Acrylamide in roasted almonds.
Acrylamide is a chemical that forms naturally in some carbohydrate-rich foods (e.g., potatoes, bakery products, cereals) during frying, roasting and baking. In foods, most acrylamide is formed through a reaction between the free amino acid asparagine and the reducing sugars glucose and fructose. This reaction occurs mainly during the heating of food above 250°F (~121°C) in low-moisture conditions and is part of the Maillard reaction (also known as non-enzymatic browning).
Acrylamide at concentrations found in some foods is a concern because the chemical is known to cause cancer in laboratory animals and also may be a human carcinogen.

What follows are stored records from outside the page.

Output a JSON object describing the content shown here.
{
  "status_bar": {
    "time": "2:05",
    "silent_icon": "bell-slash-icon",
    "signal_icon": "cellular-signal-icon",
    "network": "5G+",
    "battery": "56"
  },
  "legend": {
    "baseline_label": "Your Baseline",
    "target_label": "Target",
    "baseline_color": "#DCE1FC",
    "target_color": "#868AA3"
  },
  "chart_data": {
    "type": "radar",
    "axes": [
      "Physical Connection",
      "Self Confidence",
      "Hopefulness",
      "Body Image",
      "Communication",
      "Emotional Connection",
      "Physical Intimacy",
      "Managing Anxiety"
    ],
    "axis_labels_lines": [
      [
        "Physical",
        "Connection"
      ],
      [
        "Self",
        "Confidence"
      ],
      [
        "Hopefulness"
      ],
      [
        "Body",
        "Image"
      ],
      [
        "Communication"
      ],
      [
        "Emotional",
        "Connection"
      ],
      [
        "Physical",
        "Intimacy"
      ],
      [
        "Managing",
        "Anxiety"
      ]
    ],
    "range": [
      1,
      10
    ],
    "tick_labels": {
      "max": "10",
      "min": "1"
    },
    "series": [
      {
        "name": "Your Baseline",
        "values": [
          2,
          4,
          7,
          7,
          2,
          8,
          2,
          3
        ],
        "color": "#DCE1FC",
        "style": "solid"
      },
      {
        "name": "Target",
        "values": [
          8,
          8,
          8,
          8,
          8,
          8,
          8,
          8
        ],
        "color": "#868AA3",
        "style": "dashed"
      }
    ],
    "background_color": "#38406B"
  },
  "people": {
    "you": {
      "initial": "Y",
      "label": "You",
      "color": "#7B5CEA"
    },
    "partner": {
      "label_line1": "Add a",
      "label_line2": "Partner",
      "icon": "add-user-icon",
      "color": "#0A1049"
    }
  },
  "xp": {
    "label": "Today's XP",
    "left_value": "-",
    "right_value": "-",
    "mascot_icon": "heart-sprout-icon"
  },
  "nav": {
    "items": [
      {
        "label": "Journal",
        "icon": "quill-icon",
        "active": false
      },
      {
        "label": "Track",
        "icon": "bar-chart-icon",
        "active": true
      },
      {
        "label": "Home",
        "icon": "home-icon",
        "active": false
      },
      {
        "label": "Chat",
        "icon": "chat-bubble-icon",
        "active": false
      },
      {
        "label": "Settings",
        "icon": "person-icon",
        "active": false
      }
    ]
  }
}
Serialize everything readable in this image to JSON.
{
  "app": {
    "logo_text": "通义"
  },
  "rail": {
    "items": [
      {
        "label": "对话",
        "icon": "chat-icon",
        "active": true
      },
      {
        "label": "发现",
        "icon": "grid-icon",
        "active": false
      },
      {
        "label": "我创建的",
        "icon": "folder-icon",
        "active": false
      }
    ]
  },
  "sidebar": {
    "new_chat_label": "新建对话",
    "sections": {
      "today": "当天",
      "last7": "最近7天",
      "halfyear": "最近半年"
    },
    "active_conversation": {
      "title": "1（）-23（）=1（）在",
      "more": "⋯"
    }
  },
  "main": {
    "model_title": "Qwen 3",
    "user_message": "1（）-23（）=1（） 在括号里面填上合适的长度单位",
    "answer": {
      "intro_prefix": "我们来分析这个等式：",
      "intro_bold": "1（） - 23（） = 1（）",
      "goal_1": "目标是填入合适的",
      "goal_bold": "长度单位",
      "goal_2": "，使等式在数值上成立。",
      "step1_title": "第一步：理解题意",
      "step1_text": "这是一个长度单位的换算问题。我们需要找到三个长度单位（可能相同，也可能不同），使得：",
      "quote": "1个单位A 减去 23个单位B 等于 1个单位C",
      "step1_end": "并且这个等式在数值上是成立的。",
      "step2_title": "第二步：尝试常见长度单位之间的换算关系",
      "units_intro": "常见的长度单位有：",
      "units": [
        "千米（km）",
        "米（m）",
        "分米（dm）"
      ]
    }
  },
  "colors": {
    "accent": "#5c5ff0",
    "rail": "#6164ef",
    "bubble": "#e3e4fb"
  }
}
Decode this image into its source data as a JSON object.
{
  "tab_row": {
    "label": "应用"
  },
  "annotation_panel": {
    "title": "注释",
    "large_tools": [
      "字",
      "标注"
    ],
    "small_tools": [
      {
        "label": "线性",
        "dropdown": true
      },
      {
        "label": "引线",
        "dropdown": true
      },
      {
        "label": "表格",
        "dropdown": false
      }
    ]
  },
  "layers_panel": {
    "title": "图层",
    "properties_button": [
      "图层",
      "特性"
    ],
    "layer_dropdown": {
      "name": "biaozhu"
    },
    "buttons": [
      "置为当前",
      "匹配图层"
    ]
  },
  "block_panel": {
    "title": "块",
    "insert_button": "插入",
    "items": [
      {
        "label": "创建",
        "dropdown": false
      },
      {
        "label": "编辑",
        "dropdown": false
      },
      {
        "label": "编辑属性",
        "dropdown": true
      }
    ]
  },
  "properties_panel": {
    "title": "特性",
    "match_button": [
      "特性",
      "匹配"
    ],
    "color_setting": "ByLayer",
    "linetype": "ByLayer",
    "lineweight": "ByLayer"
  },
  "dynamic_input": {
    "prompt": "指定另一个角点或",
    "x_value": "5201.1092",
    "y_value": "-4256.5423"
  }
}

Almonds contain free asparagine and reducing sugars, the precursors for acrylamide formation. Acrylamide is not found in raw almonds, but is found in roasted almonds. Many factors influence the acrylamide levels in roasted almonds; most importantly, the roasting conditions, but also almond composition, variety and maturity.
Since 2003, the Almond Board of California has funded numerous research projects investigating acrylamide levels in almonds. These projects have ranged from commercial product surveys, analyses of acrylamide precursors in various almond varieties, and studies on how roasting temperature and time, as well as storage after roasting, may influence acrylamide levels.
A study published in the Journal of Agricultural and Food Chemistry found that roasting at a temperature below 295°F (146°C) to achieve light- or medium-roasted product will minimize acrylamide formation in roasted almonds. The University of California researchers demonstrated that roast temperature has a much greater influence on the final acrylamide content than the process time.